This is great stuff thanks

Unfortunately I encountered something with the camera I cannot fix. The camera is housed inside this pen-like cylinder. There is a knob at the top that moves the camera up and down to focus. The camera shifts within this cylinder when you focus and won’t keep it’s position. It can easily be moved, loosing it’s registration. One could re-check the offset every time used and it would be very accurate but it can be easily bumped and a re-check would be necessary. I described my way of checking the offset above. Hope that helps. I’ve been meaning to write to the people in the article where I read about this idea to see how they overcame this problem. If anyone is interested in the files for the brackets, I’d be glad to make them public.

Do you mean that it shifts left and right inside of the tube when the focus is changed? If so is it possible that the microscope is defective? If it’s not that, how does changing the focus change the offset? I’m sorry if this is a stupid question…

If the issue is the knob, would it be possible to just tape it (or even glue it) so it wouldn’t shift?

As for the offer to make the files public, I’d be very glad to have them.

I made a similar microscope mount for the Dewalt 611 using a Supereyes 'scope which was much cheaper than the Adafruit one linked in the above article, $28 versus $150.

I found it much easier to 3D print the mount and I can confirm that the Supereyes really needs an upper and lower clamp as it is not a cylinder. If you clamp it in one place, it will wobble. The differences in the diameter can be seen in the attached picture and on the Amazon page.

Do you have any issues with losing registration due to the focus knob being bumped? I certainly like the idea of a much cheaper camera!
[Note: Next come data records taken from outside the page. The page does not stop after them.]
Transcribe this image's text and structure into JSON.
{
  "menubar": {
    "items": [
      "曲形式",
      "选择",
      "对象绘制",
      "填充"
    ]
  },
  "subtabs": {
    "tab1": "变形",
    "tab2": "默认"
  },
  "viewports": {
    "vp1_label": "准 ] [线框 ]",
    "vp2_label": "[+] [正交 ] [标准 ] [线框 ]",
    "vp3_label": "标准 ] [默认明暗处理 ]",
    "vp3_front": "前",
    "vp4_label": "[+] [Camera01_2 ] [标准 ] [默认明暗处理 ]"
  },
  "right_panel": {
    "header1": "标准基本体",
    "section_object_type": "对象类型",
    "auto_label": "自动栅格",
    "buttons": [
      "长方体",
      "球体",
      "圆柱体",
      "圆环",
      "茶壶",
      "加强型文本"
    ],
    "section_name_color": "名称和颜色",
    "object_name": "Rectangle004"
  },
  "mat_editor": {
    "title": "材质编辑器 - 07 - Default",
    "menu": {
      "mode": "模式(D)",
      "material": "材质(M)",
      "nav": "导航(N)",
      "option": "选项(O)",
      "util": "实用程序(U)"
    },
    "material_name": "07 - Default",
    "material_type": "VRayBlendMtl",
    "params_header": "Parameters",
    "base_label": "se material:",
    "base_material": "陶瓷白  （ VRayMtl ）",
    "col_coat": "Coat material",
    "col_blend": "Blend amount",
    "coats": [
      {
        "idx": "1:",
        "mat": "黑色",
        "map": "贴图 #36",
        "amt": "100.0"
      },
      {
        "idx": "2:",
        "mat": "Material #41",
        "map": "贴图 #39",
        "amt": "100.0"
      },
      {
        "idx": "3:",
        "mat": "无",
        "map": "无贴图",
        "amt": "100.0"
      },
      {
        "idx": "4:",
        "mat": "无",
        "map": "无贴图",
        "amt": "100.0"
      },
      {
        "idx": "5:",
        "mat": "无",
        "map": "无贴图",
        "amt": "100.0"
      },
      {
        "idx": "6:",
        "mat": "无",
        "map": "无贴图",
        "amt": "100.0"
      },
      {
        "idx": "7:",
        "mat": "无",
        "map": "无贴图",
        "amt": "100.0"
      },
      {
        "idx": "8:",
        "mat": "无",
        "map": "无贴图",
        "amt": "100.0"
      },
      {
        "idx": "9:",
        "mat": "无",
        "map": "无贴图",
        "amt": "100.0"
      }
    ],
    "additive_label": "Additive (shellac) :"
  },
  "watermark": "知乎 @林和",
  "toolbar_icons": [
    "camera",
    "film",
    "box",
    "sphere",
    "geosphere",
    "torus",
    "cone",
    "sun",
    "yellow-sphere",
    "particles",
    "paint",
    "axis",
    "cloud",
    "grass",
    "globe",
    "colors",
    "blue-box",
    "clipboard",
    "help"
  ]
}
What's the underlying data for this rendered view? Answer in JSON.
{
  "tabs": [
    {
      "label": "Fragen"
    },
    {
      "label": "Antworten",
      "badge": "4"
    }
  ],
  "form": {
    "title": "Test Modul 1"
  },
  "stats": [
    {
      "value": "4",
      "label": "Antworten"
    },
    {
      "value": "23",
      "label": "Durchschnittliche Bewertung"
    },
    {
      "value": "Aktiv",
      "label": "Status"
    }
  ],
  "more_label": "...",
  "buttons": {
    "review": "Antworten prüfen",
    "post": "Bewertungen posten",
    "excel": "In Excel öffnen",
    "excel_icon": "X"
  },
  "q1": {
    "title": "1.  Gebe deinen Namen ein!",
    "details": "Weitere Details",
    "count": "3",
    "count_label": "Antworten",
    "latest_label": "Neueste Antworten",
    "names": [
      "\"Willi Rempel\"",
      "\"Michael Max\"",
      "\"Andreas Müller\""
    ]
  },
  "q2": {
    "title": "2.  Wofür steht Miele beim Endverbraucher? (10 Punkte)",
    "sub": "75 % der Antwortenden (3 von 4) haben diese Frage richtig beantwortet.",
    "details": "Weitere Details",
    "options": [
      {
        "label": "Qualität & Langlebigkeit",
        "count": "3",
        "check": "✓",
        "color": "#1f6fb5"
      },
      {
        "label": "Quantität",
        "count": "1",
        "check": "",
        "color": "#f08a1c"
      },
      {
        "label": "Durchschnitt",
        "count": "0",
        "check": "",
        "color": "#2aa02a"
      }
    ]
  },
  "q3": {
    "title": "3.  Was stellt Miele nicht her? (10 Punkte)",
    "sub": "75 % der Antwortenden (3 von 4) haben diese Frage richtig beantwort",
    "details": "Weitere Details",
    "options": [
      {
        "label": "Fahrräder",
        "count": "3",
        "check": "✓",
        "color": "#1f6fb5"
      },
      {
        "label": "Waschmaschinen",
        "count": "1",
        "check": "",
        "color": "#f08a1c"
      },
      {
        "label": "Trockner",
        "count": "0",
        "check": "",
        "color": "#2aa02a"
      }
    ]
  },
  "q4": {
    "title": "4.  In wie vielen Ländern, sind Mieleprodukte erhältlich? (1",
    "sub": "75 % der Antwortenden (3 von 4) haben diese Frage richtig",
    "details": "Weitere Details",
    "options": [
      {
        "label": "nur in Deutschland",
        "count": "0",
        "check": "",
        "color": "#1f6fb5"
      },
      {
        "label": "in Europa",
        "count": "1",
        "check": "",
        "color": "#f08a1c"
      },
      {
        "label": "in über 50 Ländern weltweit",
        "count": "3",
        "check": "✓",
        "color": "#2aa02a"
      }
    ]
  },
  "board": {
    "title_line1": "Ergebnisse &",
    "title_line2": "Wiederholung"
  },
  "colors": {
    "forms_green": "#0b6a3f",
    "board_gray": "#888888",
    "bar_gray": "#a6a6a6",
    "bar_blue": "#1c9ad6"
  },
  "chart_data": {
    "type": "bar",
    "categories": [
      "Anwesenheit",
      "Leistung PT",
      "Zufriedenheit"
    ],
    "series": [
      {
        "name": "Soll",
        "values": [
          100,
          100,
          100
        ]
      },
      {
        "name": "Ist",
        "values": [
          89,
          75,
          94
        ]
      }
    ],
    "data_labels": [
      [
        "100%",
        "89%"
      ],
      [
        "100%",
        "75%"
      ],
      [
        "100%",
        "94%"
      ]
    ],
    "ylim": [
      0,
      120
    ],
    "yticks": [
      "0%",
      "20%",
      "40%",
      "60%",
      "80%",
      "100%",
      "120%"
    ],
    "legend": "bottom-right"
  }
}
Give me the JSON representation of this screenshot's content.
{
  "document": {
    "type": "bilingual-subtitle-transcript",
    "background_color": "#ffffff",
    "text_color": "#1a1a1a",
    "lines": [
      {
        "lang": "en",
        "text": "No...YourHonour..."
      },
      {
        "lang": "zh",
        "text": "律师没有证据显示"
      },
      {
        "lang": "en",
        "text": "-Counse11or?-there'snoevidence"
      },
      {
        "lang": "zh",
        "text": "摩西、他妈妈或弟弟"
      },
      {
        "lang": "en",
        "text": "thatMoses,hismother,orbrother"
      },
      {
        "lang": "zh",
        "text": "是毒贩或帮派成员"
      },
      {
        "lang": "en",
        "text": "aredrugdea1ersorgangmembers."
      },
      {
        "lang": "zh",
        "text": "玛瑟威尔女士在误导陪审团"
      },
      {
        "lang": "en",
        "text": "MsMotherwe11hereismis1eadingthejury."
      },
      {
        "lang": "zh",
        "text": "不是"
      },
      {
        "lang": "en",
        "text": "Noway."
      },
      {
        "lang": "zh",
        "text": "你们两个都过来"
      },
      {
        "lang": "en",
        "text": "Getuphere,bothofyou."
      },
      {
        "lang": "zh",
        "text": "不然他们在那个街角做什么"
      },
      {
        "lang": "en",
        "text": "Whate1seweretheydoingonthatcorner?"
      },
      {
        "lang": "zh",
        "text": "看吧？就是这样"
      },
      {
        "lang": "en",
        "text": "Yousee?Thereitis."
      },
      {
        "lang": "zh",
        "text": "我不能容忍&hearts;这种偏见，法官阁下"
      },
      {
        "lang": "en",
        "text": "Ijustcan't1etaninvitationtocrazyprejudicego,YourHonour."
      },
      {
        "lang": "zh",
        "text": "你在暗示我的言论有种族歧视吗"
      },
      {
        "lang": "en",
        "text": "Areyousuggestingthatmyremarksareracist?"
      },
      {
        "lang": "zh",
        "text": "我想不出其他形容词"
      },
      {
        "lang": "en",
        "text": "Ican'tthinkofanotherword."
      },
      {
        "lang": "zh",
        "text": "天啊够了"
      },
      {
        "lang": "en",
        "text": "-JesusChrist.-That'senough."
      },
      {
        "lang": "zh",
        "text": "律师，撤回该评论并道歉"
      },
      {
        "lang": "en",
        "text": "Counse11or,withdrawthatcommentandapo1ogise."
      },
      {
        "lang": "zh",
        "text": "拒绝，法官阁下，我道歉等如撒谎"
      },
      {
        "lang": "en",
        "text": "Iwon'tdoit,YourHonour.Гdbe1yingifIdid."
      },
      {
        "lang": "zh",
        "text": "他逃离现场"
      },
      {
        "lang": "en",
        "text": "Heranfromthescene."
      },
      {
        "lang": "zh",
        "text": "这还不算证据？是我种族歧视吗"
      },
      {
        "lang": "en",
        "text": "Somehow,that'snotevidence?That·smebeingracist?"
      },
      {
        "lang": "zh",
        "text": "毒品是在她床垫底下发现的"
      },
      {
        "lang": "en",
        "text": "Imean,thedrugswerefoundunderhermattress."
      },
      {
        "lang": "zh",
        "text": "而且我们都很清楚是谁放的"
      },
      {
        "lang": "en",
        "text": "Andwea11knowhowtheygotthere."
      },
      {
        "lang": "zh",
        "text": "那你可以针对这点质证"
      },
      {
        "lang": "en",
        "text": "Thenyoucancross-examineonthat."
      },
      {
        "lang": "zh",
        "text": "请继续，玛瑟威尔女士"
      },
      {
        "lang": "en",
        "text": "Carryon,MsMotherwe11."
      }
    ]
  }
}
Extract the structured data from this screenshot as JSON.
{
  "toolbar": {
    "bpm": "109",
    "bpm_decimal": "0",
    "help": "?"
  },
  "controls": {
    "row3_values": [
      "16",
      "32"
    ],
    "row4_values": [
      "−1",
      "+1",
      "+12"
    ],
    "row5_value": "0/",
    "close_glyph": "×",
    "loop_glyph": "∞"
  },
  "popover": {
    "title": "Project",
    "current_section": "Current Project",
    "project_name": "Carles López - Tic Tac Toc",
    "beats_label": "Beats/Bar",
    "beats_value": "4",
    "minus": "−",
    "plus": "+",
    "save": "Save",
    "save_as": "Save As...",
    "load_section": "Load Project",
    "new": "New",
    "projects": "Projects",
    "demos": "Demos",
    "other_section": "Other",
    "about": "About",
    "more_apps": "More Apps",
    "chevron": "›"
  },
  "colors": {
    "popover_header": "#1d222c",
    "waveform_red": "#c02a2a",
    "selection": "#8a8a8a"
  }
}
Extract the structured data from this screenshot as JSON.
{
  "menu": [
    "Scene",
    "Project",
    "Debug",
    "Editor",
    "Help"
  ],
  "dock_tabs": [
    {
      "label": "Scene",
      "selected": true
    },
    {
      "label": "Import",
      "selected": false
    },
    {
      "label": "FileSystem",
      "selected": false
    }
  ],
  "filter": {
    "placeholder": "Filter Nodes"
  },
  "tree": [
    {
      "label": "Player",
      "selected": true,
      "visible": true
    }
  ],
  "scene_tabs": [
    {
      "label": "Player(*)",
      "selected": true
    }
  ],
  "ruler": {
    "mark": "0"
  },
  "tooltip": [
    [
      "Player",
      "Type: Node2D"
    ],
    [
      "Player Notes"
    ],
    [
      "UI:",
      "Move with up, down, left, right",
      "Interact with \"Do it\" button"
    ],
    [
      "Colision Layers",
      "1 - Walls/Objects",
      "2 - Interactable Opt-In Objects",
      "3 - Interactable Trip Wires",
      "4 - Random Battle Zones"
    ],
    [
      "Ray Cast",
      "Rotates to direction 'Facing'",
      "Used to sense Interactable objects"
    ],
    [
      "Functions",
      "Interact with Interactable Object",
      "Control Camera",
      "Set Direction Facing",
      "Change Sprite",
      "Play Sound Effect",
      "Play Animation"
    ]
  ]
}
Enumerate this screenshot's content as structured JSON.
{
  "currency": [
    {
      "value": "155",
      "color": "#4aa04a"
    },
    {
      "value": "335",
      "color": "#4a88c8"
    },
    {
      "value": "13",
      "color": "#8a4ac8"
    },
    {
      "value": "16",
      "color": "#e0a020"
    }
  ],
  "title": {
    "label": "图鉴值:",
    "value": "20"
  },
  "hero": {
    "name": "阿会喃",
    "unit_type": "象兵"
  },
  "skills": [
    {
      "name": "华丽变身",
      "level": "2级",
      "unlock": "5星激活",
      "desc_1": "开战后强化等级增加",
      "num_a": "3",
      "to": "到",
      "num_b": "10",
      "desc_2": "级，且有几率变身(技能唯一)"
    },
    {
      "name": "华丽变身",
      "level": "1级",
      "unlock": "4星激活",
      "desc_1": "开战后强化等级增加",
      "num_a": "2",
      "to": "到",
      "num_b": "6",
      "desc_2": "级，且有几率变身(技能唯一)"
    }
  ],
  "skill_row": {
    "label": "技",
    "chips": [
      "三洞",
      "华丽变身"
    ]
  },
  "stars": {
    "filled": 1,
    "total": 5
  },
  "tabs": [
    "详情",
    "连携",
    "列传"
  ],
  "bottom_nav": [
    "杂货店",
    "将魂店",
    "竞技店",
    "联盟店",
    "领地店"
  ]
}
I don’t have a 3d printer but I’m confident I can make something work with just the Nomad.

The camera I have moves when focused and also when the USB cable coming out of the cylinder gets bumped. Not sure how much of an issue this as you can surely remeasure the offset. When the camera moves the angle where it points changes slightly. So far I haven’t pursued this any further since I’m still just doing simple projects to get used to my CNC.

I’ve circled that part that moves.

I’ve also been looking at that particular microscope from Amazon. Have you considered using a couple of dabs from a hot glue gun to secure the focus knob? I image this would be easy to remove and reapply if adjustments were necessary in the future.

Here is the STL file for the bracket in the pictures. The screw in the design is a 1/4-20 cap screw 1/2" in length. I have no way of tapping this with accuracy so I just drilled a hole and used a regular screw and nut.

Zero Camer Bracket.stl (265.3 KB)

Hope it helps someone. I design in Fusion 360 so if there is another export that might help anyone better, just let me know.

1 Like

True. Have not tried it. Will do. Thanks.

I was walking up the stairs today when it suddenly occurred to me that you could probably mount the camera tube inside of a piece of PVC pipe very easily. A few drops of hot glue plus a carefully drilled cutout at the top would serve to secure the USB cord from bumps, and I suppose if you only covered the top part of the camera it you wouldn’t have to worry about changing the brackets, though I don’t know if there’s clearance for this in the existing design.

Anyway just a random idea that popped into my head. I will likely implement something similar myself…

IMHO the camera moves too much inside it’s own housing to make it a viable solution now. I just did a quick measuring of the offset five consecutive times and I got five different results with the Y offset only moving about one hundredth of an inch but the X moves around two tenths. Too much for precision work. I will study a way to secure the camera. Will try to get in touch with the manufacturer to see if they suggest anything. Will keep you posted.